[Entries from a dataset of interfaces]
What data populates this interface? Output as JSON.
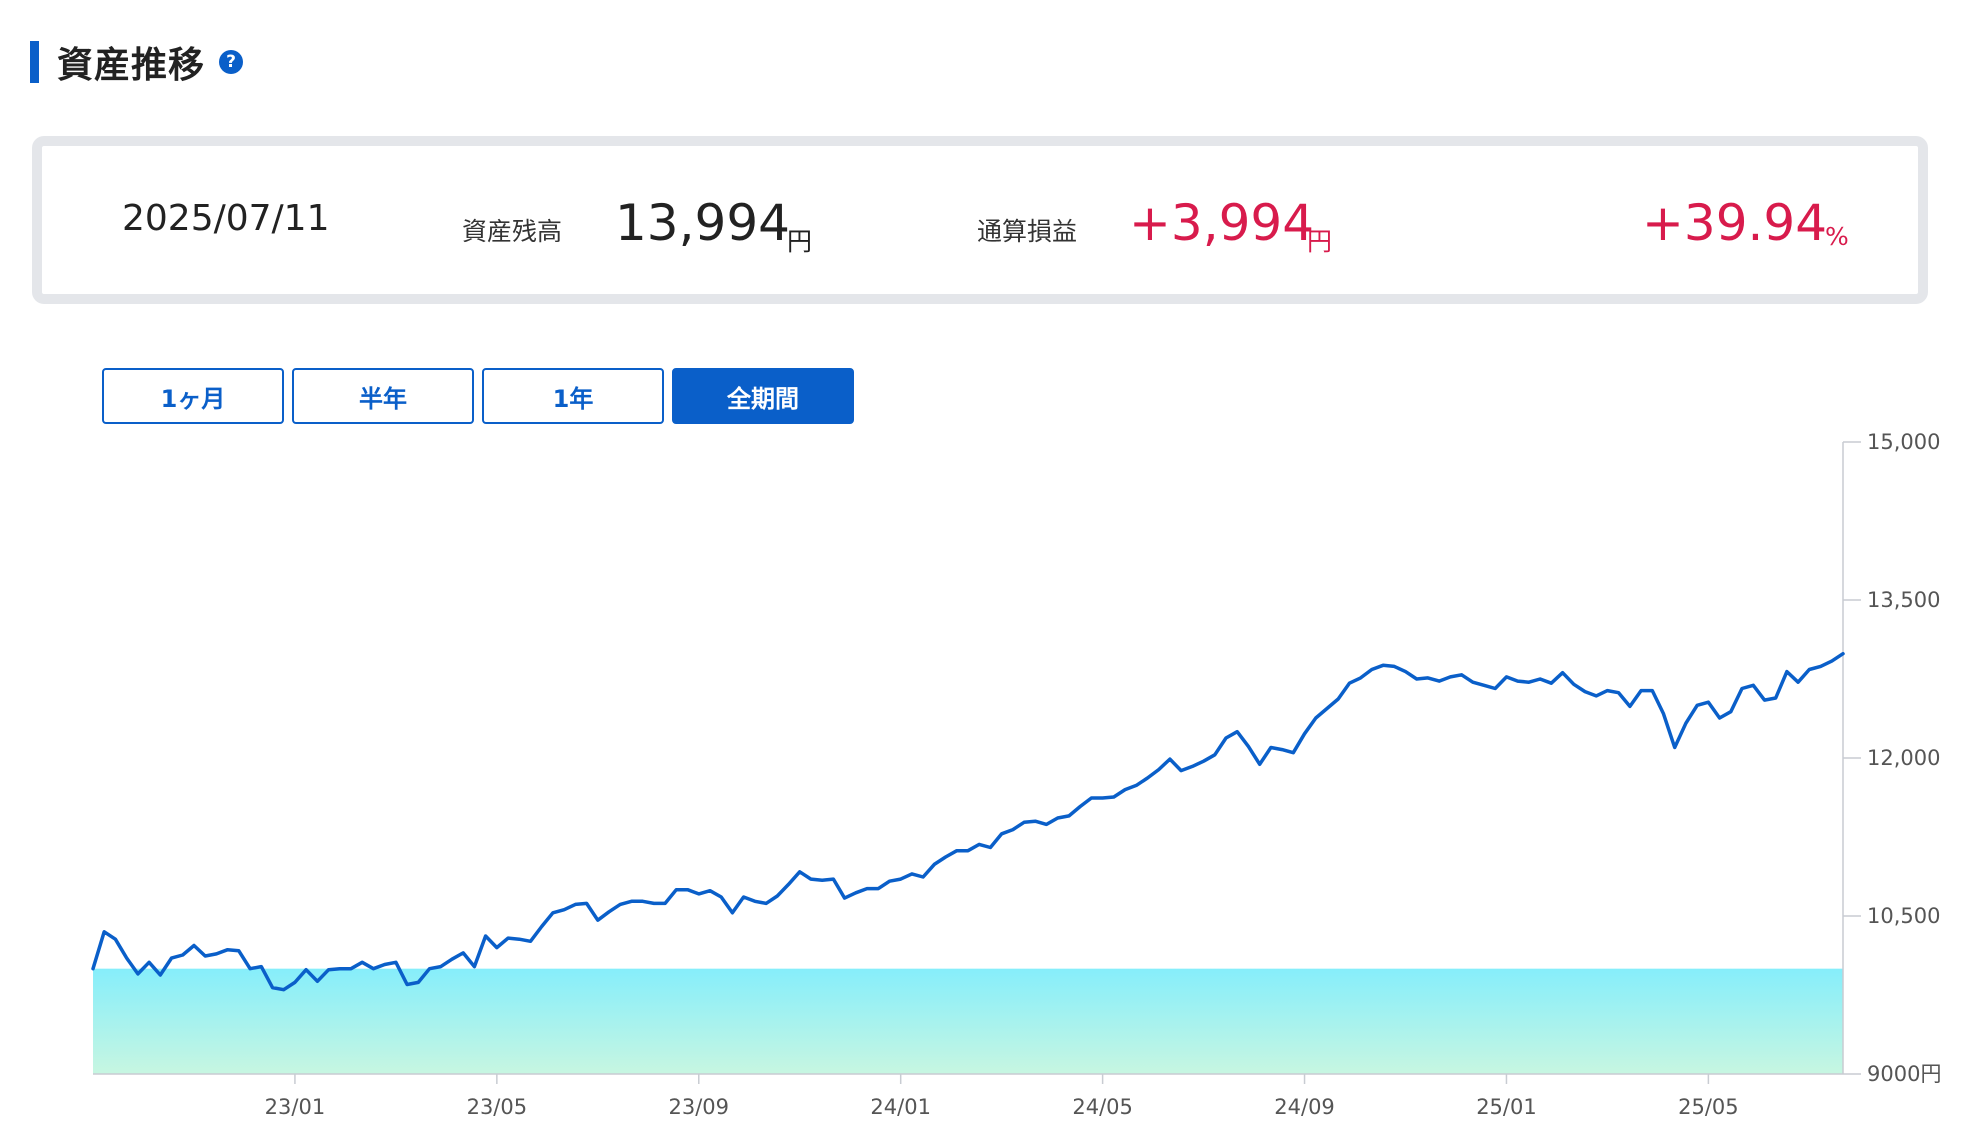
{
  "section": {
    "title": "資産推移",
    "help_icon": "?"
  },
  "summary": {
    "date": "2025/07/11",
    "balance_label": "資産残高",
    "balance_value": "13,994",
    "balance_unit": "円",
    "pl_label": "通算損益",
    "pl_value": "+3,994",
    "pl_unit": "円",
    "pct_value": "+39.94",
    "pct_unit": "%"
  },
  "periods": {
    "items": [
      "1ヶ月",
      "半年",
      "1年",
      "全期間"
    ],
    "selected": "全期間"
  },
  "colors": {
    "accent": "#0a5fc9",
    "positive": "#d81b4c",
    "line": "#0a5fc9",
    "area_top": "#86eefb",
    "area_bottom": "#c7f6e1"
  },
  "chart_data": {
    "type": "line",
    "ylim": [
      9000,
      15000
    ],
    "yticks": [
      {
        "value": 15000,
        "label": "15,000"
      },
      {
        "value": 13500,
        "label": "13,500"
      },
      {
        "value": 12000,
        "label": "12,000"
      },
      {
        "value": 10500,
        "label": "10,500"
      },
      {
        "value": 9000,
        "label": "9000円"
      }
    ],
    "xticks": [
      {
        "index": 18,
        "label": "23/01"
      },
      {
        "index": 36,
        "label": "23/05"
      },
      {
        "index": 54,
        "label": "23/09"
      },
      {
        "index": 72,
        "label": "24/01"
      },
      {
        "index": 90,
        "label": "24/05"
      },
      {
        "index": 108,
        "label": "24/09"
      },
      {
        "index": 126,
        "label": "25/01"
      },
      {
        "index": 144,
        "label": "25/05"
      }
    ],
    "baseline": 10000,
    "series": [
      {
        "values": [
          10000,
          10350,
          10280,
          10100,
          9950,
          10060,
          9940,
          10100,
          10130,
          10220,
          10120,
          10140,
          10180,
          10170,
          10000,
          10020,
          9820,
          9800,
          9870,
          9990,
          9880,
          9990,
          10000,
          10000,
          10060,
          10000,
          10040,
          10060,
          9850,
          9870,
          10000,
          10020,
          10090,
          10150,
          10020,
          10310,
          10200,
          10290,
          10280,
          10260,
          10400,
          10530,
          10560,
          10610,
          10620,
          10460,
          10540,
          10610,
          10640,
          10640,
          10620,
          10620,
          10750,
          10750,
          10710,
          10740,
          10680,
          10530,
          10680,
          10640,
          10620,
          10690,
          10800,
          10920,
          10850,
          10840,
          10850,
          10670,
          10720,
          10760,
          10760,
          10830,
          10850,
          10900,
          10870,
          10990,
          11060,
          11120,
          11120,
          11180,
          11150,
          11280,
          11320,
          11390,
          11400,
          11370,
          11430,
          11450,
          11540,
          11620,
          11620,
          11630,
          11700,
          11740,
          11810,
          11890,
          11990,
          11880,
          11920,
          11970,
          12030,
          12190,
          12250,
          12110,
          11940,
          12100,
          12080,
          12050,
          12230,
          12380,
          12470,
          12560,
          12710,
          12760,
          12840,
          12880,
          12870,
          12820,
          12750,
          12760,
          12730,
          12770,
          12790,
          12720,
          12690,
          12660,
          12770,
          12730,
          12720,
          12750,
          12710,
          12810,
          12700,
          12630,
          12590,
          12640,
          12620,
          12490,
          12640,
          12640,
          12420,
          12100,
          12330,
          12500,
          12530,
          12380,
          12440,
          12660,
          12690,
          12550,
          12570,
          12820,
          12720,
          12840,
          12870,
          12920,
          12990
        ]
      }
    ]
  }
}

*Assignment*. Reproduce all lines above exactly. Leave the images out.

*Answer to the problem*.
What data populates this interface? Output as JSON.
{
  "section": {
    "title": "資産推移",
    "help_icon": "?"
  },
  "summary": {
    "date": "2025/07/11",
    "balance_label": "資産残高",
    "balance_value": "13,994",
    "balance_unit": "円",
    "pl_label": "通算損益",
    "pl_value": "+3,994",
    "pl_unit": "円",
    "pct_value": "+39.94",
    "pct_unit": "%"
  },
  "periods": {
    "items": [
      "1ヶ月",
      "半年",
      "1年",
      "全期間"
    ],
    "selected": "全期間"
  },
  "colors": {
    "accent": "#0a5fc9",
    "positive": "#d81b4c",
    "line": "#0a5fc9",
    "area_top": "#86eefb",
    "area_bottom": "#c7f6e1"
  },
  "chart_data": {
    "type": "line",
    "ylim": [
      9000,
      15000
    ],
    "yticks": [
      {
        "value": 15000,
        "label": "15,000"
      },
      {
        "value": 13500,
        "label": "13,500"
      },
      {
        "value": 12000,
        "label": "12,000"
      },
      {
        "value": 10500,
        "label": "10,500"
      },
      {
        "value": 9000,
        "label": "9000円"
      }
    ],
    "xticks": [
      {
        "index": 18,
        "label": "23/01"
      },
      {
        "index": 36,
        "label": "23/05"
      },
      {
        "index": 54,
        "label": "23/09"
      },
      {
        "index": 72,
        "label": "24/01"
      },
      {
        "index": 90,
        "label": "24/05"
      },
      {
        "index": 108,
        "label": "24/09"
      },
      {
        "index": 126,
        "label": "25/01"
      },
      {
        "index": 144,
        "label": "25/05"
      }
    ],
    "baseline": 10000,
    "series": [
      {
        "values": [
          10000,
          10350,
          10280,
          10100,
          9950,
          10060,
          9940,
          10100,
          10130,
          10220,
          10120,
          10140,
          10180,
          10170,
          10000,
          10020,
          9820,
          9800,
          9870,
          9990,
          9880,
          9990,
          10000,
          10000,
          10060,
          10000,
          10040,
          10060,
          9850,
          9870,
          10000,
          10020,
          10090,
          10150,
          10020,
          10310,
          10200,
          10290,
          10280,
          10260,
          10400,
          10530,
          10560,
          10610,
          10620,
          10460,
          10540,
          10610,
          10640,
          10640,
          10620,
          10620,
          10750,
          10750,
          10710,
          10740,
          10680,
          10530,
          10680,
          10640,
          10620,
          10690,
          10800,
          10920,
          10850,
          10840,
          10850,
          10670,
          10720,
          10760,
          10760,
          10830,
          10850,
          10900,
          10870,
          10990,
          11060,
          11120,
          11120,
          11180,
          11150,
          11280,
          11320,
          11390,
          11400,
          11370,
          11430,
          11450,
          11540,
          11620,
          11620,
          11630,
          11700,
          11740,
          11810,
          11890,
          11990,
          11880,
          11920,
          11970,
          12030,
          12190,
          12250,
          12110,
          11940,
          12100,
          12080,
          12050,
          12230,
          12380,
          12470,
          12560,
          12710,
          12760,
          12840,
          12880,
          12870,
          12820,
          12750,
          12760,
          12730,
          12770,
          12790,
          12720,
          12690,
          12660,
          12770,
          12730,
          12720,
          12750,
          12710,
          12810,
          12700,
          12630,
          12590,
          12640,
          12620,
          12490,
          12640,
          12640,
          12420,
          12100,
          12330,
          12500,
          12530,
          12380,
          12440,
          12660,
          12690,
          12550,
          12570,
          12820,
          12720,
          12840,
          12870,
          12920,
          12990
        ]
      }
    ]
  }
}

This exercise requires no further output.